  • Limited funding for IT infrastructures or less awareness of the necessity of funding for IT support.

The workshop seeks to collect empirical insights and design experiences, preparing the grounds for a comprehensive understanding of the role of e-infrastructures for collaborative research practices in SSH.


  1. Franz Barjak, Julia Lane, Zack Kertcher, Meik Poschen, Rob Procter, and Simon Robinson. 2009. Case Studies of e-Infrastructure Adoption. Social Science Computer Review 27, 4: 583-600.
  2. Paul N. Edwards, Steven J. Jackson, Melissa K. Chalmers, Geoffrey C. Bowker, Christine L. Borgman, David Ribes, Matt Burton, and Scout Calvert. 2013. Knowledge Infrastructures: Intellectual Frameworks and Research Challenges. Ann Arbor: Deep Blue.
  3. Uwe Flick. An Introduction to Qualitative Research. (5th ed.). London/Thousand Oaks, CA/Dehli: Sage.

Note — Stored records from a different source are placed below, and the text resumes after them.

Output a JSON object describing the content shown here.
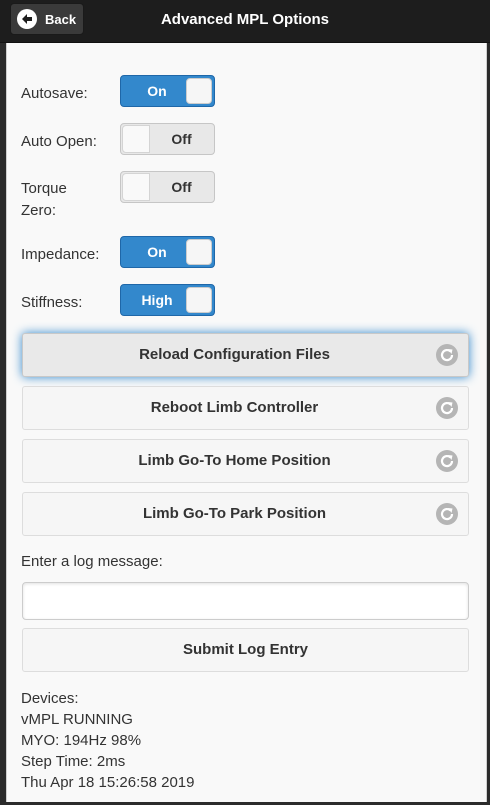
{
  "header": {
    "back_label": "Back",
    "back_icon": "arrow-left-icon",
    "title": "Advanced MPL Options"
  },
  "options": [
    {
      "label": "Autosave:",
      "state": "On",
      "on": true
    },
    {
      "label": "Auto Open:",
      "state": "Off",
      "on": false
    },
    {
      "label_line1": "Torque",
      "label_line2": "Zero:",
      "state": "Off",
      "on": false
    },
    {
      "label": "Impedance:",
      "state": "On",
      "on": true
    },
    {
      "label": "Stiffness:",
      "state": "High",
      "on": true
    }
  ],
  "actions": [
    {
      "label": "Reload Configuration Files",
      "icon": "refresh-icon"
    },
    {
      "label": "Reboot Limb Controller",
      "icon": "refresh-icon"
    },
    {
      "label": "Limb Go-To Home Position",
      "icon": "refresh-icon"
    },
    {
      "label": "Limb Go-To Park Position",
      "icon": "refresh-icon"
    }
  ],
  "log": {
    "prompt": "Enter a log message:",
    "value": "",
    "submit_label": "Submit Log Entry"
  },
  "status": {
    "devices_label": "Devices:",
    "lines": [
      "vMPL RUNNING",
      "MYO: 194Hz 98%",
      "Step Time: 2ms",
      "Thu Apr 18 15:26:58 2019"
    ]
  },
  "colors": {
    "accent": "#3388cc",
    "header_bg": "#1d1d1d",
    "content_bg": "#f9f9f9"
  }
}
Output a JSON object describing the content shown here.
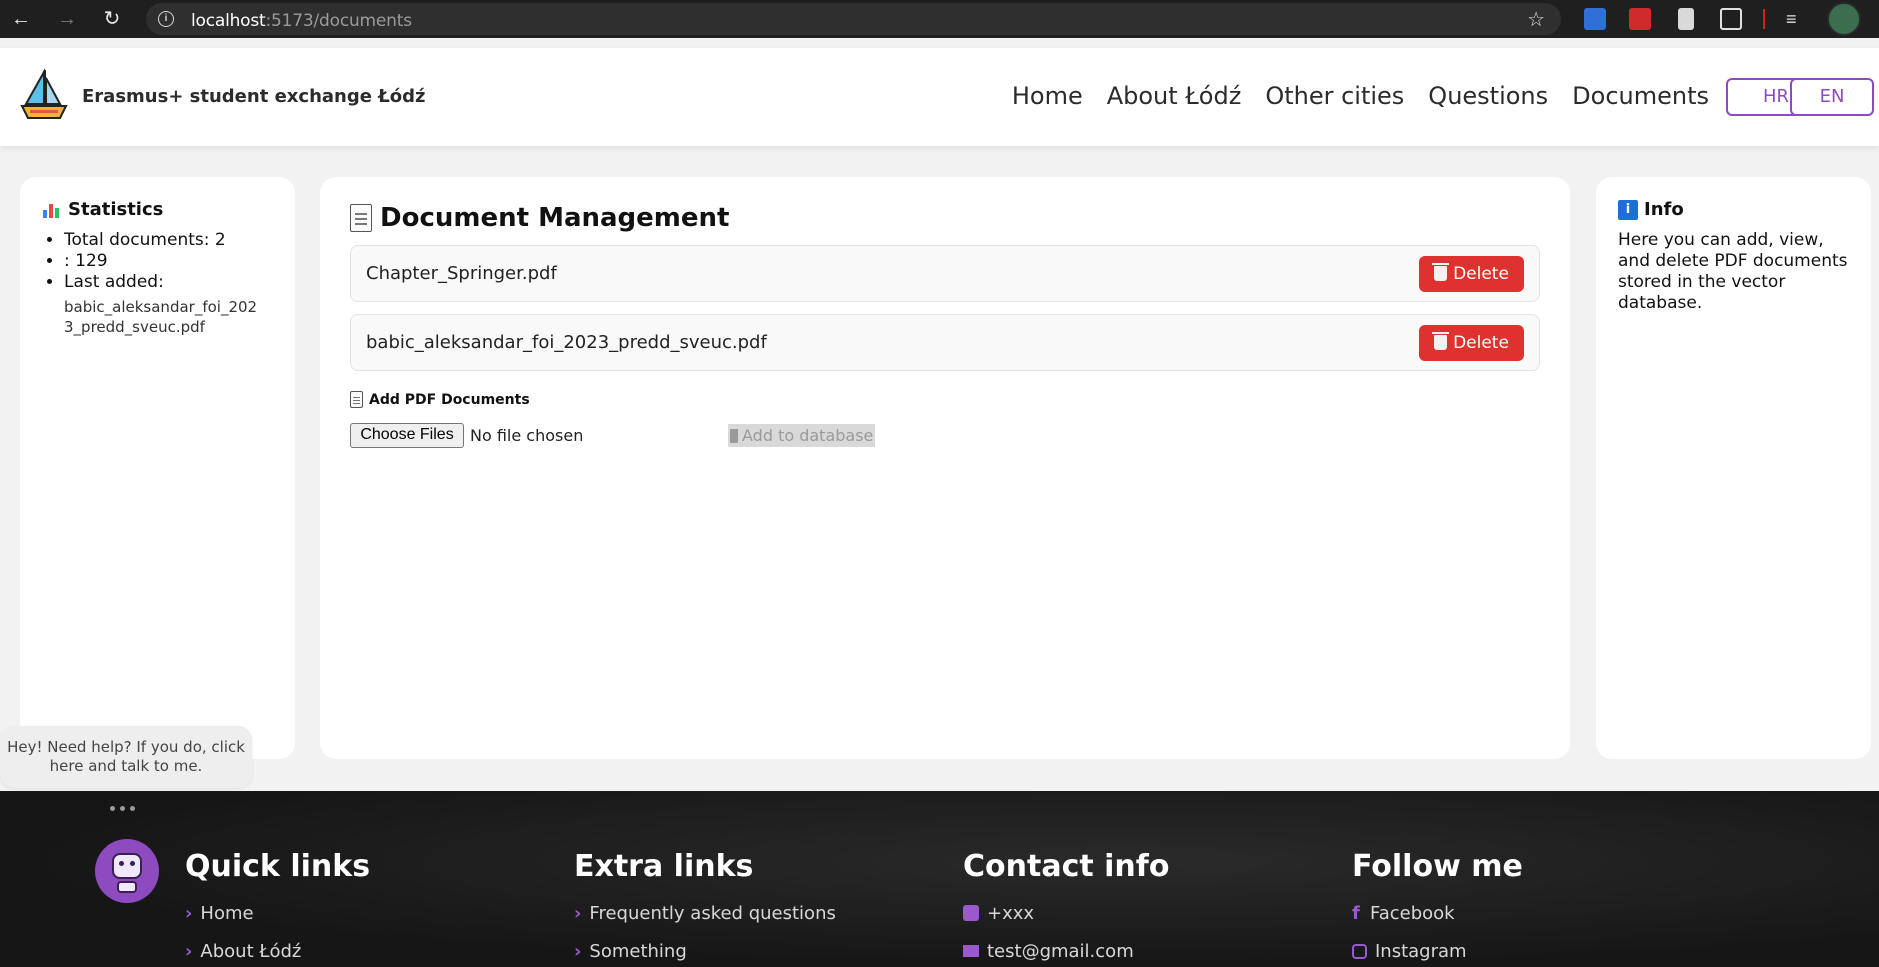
{
  "browser": {
    "url_host": "localhost",
    "url_path": ":5173/documents"
  },
  "header": {
    "brand": "Erasmus+ student exchange Łódź",
    "nav": [
      "Home",
      "About Łódź",
      "Other cities",
      "Questions",
      "Documents"
    ],
    "lang_hr": "HR",
    "lang_en": "EN"
  },
  "stats": {
    "title": "Statistics",
    "total_documents": "Total documents: 2",
    "chunks": ": 129",
    "last_added_label": "Last added:",
    "last_added_file": "babic_aleksandar_foi_2023_predd_sveuc.pdf"
  },
  "main": {
    "title": "Document Management",
    "documents": [
      {
        "name": "Chapter_Springer.pdf",
        "delete_label": "Delete"
      },
      {
        "name": "babic_aleksandar_foi_2023_predd_sveuc.pdf",
        "delete_label": "Delete"
      }
    ],
    "add_title": "Add PDF Documents",
    "choose_files": "Choose Files",
    "no_file": "No file chosen",
    "add_to_db": "Add to database"
  },
  "info": {
    "title": "Info",
    "text": "Here you can add, view, and delete PDF documents stored in the vector database."
  },
  "chat": {
    "bubble": "Hey! Need help? If you do, click here and talk to me."
  },
  "footer": {
    "quick_links": {
      "title": "Quick links",
      "items": [
        "Home",
        "About Łódź"
      ]
    },
    "extra_links": {
      "title": "Extra links",
      "items": [
        "Frequently asked questions",
        "Something"
      ]
    },
    "contact": {
      "title": "Contact info",
      "phone": "+xxx",
      "email": "test@gmail.com"
    },
    "follow": {
      "title": "Follow me",
      "facebook": "Facebook",
      "instagram": "Instagram"
    }
  },
  "colors": {
    "accent": "#8e4bc0",
    "delete": "#e03131",
    "footer_bg": "#1b1b1b"
  }
}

  4. Grace De La Flor, Marina Jirotka, Paul Luff, John Pybus, and Ruth Kirkham. 2010. Transforming Scholarly Practice: Embedding Technological Interventions to Support the Collaborative Analysis of Ancient Texts. Computer Supported Cooperative Work 19, 3-4 (August 2010), 309-334.
  5. Graham R. Gibbs, Susanne Friese & Wilma C. Mangabeira (eds.): Using Technology in the Qualitative Research Process, Forum Social Research, Special Issue, Vol 3, No 2 (2002).
  6. Steven J. Jackson, Paul N. Edwards, Geoffrey C. Bowker, Cory P. Knobel. 2007. Understanding infrastructure: History, heuristics and cyberinfrastructure policy. First Monday 12, 6.
  7. Marina Jirotka, Charlotte P. Lee, and Gary M. Olson. 2013. Supporting Scientific Collaboration: Methods, Tools and Concepts. Computer Supported Cooperative Work 22, 4-6: 667-715.
  8. Sylvan Katz and Ben R. Martin. 1997. What is research collaboration? Research Policy 26: 1-18.
  9. Udo Kuckartz. Qualitative Text Analysis. A Guide to Methods, Practice & Using Software. 2014. Sage Publications (first publ. 2002).
  10. Charlotte P. Lee, Paul Dourish, and Gloria Mark. 2006. The human infrastructure of cyberinfrastructure. In Proceedings of the 2006 20th anniversary conference on Computer supported cooperative work (CSCW ’06). ACM, New York, NY, USA, 483-492.
  11. Bonnie Mak and Julia Pollack. 2016. On the design of the humanities. interactions 23, 4 (June 2016), 76-79.
  12. Volkmar Pipek and Volker Wulf. 2009. Infrastructuring: Toward an Integrated Perspective on the Design and Use of Information Technology. Journal of the Association for Information Systems 10, 5: 447–473.
  13. David Ribes and Charlotte P. Lee. 2010. Sociotechnical Studies of Cyberinfrastructure and e-Research: Current Themes and Future Trajectories. Computer Supported Cooperative Work 19, 3: 231–244.
  14. Steve Sawyer, Elizabeth Kaziunas, and Carsten Øesterlund. 2012. Social scientists and cyberinfrastructure: insights from a document perspective. In Proceedings of the ACM 2012 conference on Computer Supported Cooperative Work (CSCW ’12). ACM, New York, NY, USA, 931-934.
  15. Diane H. Sonnenwald. 2007. Scientific Collaboration. Annual Review of Information Science and Technology 41, 1: 643-681.
  16. Brad Wray. 2002. The Epistemic Significance of Collaborative Research. Philosophy of Science 69, 1: 150-168.
  17. Stefan Wuchty, Benjamin F. Jones, and Brian Uzzi. 2007. The Increasing Dominance of Teams in Production of Knowledge. Science 316: 1036-1039.